**TASK DIRECTIONS**
Restate each entry shown beneath this instruction, keeping its wording intact.

**GIVEN DATA**
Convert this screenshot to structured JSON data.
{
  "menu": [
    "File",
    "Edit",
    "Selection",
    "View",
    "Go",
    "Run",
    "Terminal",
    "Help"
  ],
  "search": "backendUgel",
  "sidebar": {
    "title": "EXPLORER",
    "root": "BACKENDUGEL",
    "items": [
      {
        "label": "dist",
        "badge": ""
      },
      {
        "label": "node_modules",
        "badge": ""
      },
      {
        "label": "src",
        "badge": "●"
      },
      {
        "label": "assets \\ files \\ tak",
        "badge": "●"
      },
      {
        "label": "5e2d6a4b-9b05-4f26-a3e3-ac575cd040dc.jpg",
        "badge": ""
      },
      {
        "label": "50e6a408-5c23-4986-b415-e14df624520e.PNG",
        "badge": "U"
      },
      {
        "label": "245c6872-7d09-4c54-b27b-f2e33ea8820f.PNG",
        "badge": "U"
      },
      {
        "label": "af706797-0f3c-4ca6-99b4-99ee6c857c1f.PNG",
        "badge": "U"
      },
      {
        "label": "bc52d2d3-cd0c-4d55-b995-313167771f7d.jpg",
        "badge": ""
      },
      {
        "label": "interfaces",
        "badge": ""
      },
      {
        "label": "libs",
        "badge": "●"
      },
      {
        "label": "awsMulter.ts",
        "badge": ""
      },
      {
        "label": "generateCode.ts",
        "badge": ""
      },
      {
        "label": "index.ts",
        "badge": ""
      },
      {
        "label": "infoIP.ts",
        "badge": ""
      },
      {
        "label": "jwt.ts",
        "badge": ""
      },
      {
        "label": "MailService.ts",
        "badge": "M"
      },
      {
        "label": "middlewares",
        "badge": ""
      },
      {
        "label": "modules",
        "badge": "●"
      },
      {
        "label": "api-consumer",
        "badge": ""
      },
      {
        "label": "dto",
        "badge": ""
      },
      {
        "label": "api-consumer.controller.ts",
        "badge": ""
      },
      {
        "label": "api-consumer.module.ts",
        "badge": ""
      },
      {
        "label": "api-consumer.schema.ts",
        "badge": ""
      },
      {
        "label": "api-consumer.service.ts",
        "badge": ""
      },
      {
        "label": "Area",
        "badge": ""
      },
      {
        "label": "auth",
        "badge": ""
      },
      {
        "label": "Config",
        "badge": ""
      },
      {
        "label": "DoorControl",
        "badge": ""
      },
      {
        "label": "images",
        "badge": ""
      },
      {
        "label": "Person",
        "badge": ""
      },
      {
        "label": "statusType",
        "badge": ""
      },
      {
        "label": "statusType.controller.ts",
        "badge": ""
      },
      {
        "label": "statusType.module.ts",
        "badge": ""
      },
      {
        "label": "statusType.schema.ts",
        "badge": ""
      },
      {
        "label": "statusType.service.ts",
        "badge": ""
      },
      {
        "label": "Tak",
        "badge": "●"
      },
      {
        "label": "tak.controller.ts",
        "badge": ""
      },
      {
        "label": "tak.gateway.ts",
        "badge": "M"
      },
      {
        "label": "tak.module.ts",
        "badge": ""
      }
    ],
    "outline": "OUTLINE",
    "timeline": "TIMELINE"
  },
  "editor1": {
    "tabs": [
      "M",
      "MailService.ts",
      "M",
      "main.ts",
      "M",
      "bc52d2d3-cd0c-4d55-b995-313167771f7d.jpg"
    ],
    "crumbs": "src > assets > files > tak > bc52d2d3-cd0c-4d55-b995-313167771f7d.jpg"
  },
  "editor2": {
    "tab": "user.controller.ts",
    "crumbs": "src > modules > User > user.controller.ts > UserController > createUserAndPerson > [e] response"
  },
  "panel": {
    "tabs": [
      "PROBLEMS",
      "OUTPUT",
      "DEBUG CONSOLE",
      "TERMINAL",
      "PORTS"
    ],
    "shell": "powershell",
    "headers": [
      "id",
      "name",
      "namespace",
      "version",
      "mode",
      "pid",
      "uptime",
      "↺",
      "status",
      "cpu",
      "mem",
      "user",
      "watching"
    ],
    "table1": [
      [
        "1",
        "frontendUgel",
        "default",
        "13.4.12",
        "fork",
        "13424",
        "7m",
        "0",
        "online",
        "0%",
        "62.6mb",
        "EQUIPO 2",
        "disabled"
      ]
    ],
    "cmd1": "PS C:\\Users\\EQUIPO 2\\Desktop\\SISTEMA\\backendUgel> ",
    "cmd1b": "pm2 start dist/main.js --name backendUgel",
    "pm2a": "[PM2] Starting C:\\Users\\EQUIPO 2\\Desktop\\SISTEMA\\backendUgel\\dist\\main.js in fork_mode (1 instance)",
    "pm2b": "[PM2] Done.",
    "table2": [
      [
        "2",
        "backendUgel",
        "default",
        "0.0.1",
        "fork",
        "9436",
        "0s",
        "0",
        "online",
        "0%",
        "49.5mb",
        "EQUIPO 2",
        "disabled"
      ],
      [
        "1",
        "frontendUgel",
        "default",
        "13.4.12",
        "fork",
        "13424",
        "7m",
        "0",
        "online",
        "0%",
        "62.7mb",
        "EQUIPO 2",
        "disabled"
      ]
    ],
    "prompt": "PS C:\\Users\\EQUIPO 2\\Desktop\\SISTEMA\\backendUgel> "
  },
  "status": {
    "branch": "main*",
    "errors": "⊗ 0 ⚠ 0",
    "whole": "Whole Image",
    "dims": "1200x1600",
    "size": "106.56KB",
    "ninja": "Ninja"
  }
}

**ANSWER SECTION**
Convert this screenshot to structured JSON data.
{
  "menu": [
    "File",
    "Edit",
    "Selection",
    "View",
    "Go",
    "Run",
    "Terminal",
    "Help"
  ],
  "search": "backendUgel",
  "sidebar": {
    "title": "EXPLORER",
    "root": "BACKENDUGEL",
    "items": [
      {
        "label": "dist",
        "badge": ""
      },
      {
        "label": "node_modules",
        "badge": ""
      },
      {
        "label": "src",
        "badge": "●"
      },
      {
        "label": "assets \\ files \\ tak",
        "badge": "●"
      },
      {
        "label": "5e2d6a4b-9b05-4f26-a3e3-ac575cd040dc.jpg",
        "badge": ""
      },
      {
        "label": "50e6a408-5c23-4986-b415-e14df624520e.PNG",
        "badge": "U"
      },
      {
        "label": "245c6872-7d09-4c54-b27b-f2e33ea8820f.PNG",
        "badge": "U"
      },
      {
        "label": "af706797-0f3c-4ca6-99b4-99ee6c857c1f.PNG",
        "badge": "U"
      },
      {
        "label": "bc52d2d3-cd0c-4d55-b995-313167771f7d.jpg",
        "badge": ""
      },
      {
        "label": "interfaces",
        "badge": ""
      },
      {
        "label": "libs",
        "badge": "●"
      },
      {
        "label": "awsMulter.ts",
        "badge": ""
      },
      {
        "label": "generateCode.ts",
        "badge": ""
      },
      {
        "label": "index.ts",
        "badge": ""
      },
      {
        "label": "infoIP.ts",
        "badge": ""
      },
      {
        "label": "jwt.ts",
        "badge": ""
      },
      {
        "label": "MailService.ts",
        "badge": "M"
      },
      {
        "label": "middlewares",
        "badge": ""
      },
      {
        "label": "modules",
        "badge": "●"
      },
      {
        "label": "api-consumer",
        "badge": ""
      },
      {
        "label": "dto",
        "badge": ""
      },
      {
        "label": "api-consumer.controller.ts",
        "badge": ""
      },
      {
        "label": "api-consumer.module.ts",
        "badge": ""
      },
      {
        "label": "api-consumer.schema.ts",
        "badge": ""
      },
      {
        "label": "api-consumer.service.ts",
        "badge": ""
      },
      {
        "label": "Area",
        "badge": ""
      },
      {
        "label": "auth",
        "badge": ""
      },
      {
        "label": "Config",
        "badge": ""
      },
      {
        "label": "DoorControl",
        "badge": ""
      },
      {
        "label": "images",
        "badge": ""
      },
      {
        "label": "Person",
        "badge": ""
      },
      {
        "label": "statusType",
        "badge": ""
      },
      {
        "label": "statusType.controller.ts",
        "badge": ""
      },
      {
        "label": "statusType.module.ts",
        "badge": ""
      },
      {
        "label": "statusType.schema.ts",
        "badge": ""
      },
      {
        "label": "statusType.service.ts",
        "badge": ""
      },
      {
        "label": "Tak",
        "badge": "●"
      },
      {
        "label": "tak.controller.ts",
        "badge": ""
      },
      {
        "label": "tak.gateway.ts",
        "badge": "M"
      },
      {
        "label": "tak.module.ts",
        "badge": ""
      }
    ],
    "outline": "OUTLINE",
    "timeline": "TIMELINE"
  },
  "editor1": {
    "tabs": [
      "M",
      "MailService.ts",
      "M",
      "main.ts",
      "M",
      "bc52d2d3-cd0c-4d55-b995-313167771f7d.jpg"
    ],
    "crumbs": "src > assets > files > tak > bc52d2d3-cd0c-4d55-b995-313167771f7d.jpg"
  },
  "editor2": {
    "tab": "user.controller.ts",
    "crumbs": "src > modules > User > user.controller.ts > UserController > createUserAndPerson > [e] response"
  },
  "panel": {
    "tabs": [
      "PROBLEMS",
      "OUTPUT",
      "DEBUG CONSOLE",
      "TERMINAL",
      "PORTS"
    ],
    "shell": "powershell",
    "headers": [
      "id",
      "name",
      "namespace",
      "version",
      "mode",
      "pid",
      "uptime",
      "↺",
      "status",
      "cpu",
      "mem",
      "user",
      "watching"
    ],
    "table1": [
      [
        "1",
        "frontendUgel",
        "default",
        "13.4.12",
        "fork",
        "13424",
        "7m",
        "0",
        "online",
        "0%",
        "62.6mb",
        "EQUIPO 2",
        "disabled"
      ]
    ],
    "cmd1": "PS C:\\Users\\EQUIPO 2\\Desktop\\SISTEMA\\backendUgel> ",
    "cmd1b": "pm2 start dist/main.js --name backendUgel",
    "pm2a": "[PM2] Starting C:\\Users\\EQUIPO 2\\Desktop\\SISTEMA\\backendUgel\\dist\\main.js in fork_mode (1 instance)",
    "pm2b": "[PM2] Done.",
    "table2": [
      [
        "2",
        "backendUgel",
        "default",
        "0.0.1",
        "fork",
        "9436",
        "0s",
        "0",
        "online",
        "0%",
        "49.5mb",
        "EQUIPO 2",
        "disabled"
      ],
      [
        "1",
        "frontendUgel",
        "default",
        "13.4.12",
        "fork",
        "13424",
        "7m",
        "0",
        "online",
        "0%",
        "62.7mb",
        "EQUIPO 2",
        "disabled"
      ]
    ],
    "prompt": "PS C:\\Users\\EQUIPO 2\\Desktop\\SISTEMA\\backendUgel> "
  },
  "status": {
    "branch": "main*",
    "errors": "⊗ 0 ⚠ 0",
    "whole": "Whole Image",
    "dims": "1200x1600",
    "size": "106.56KB",
    "ninja": "Ninja"
  }
}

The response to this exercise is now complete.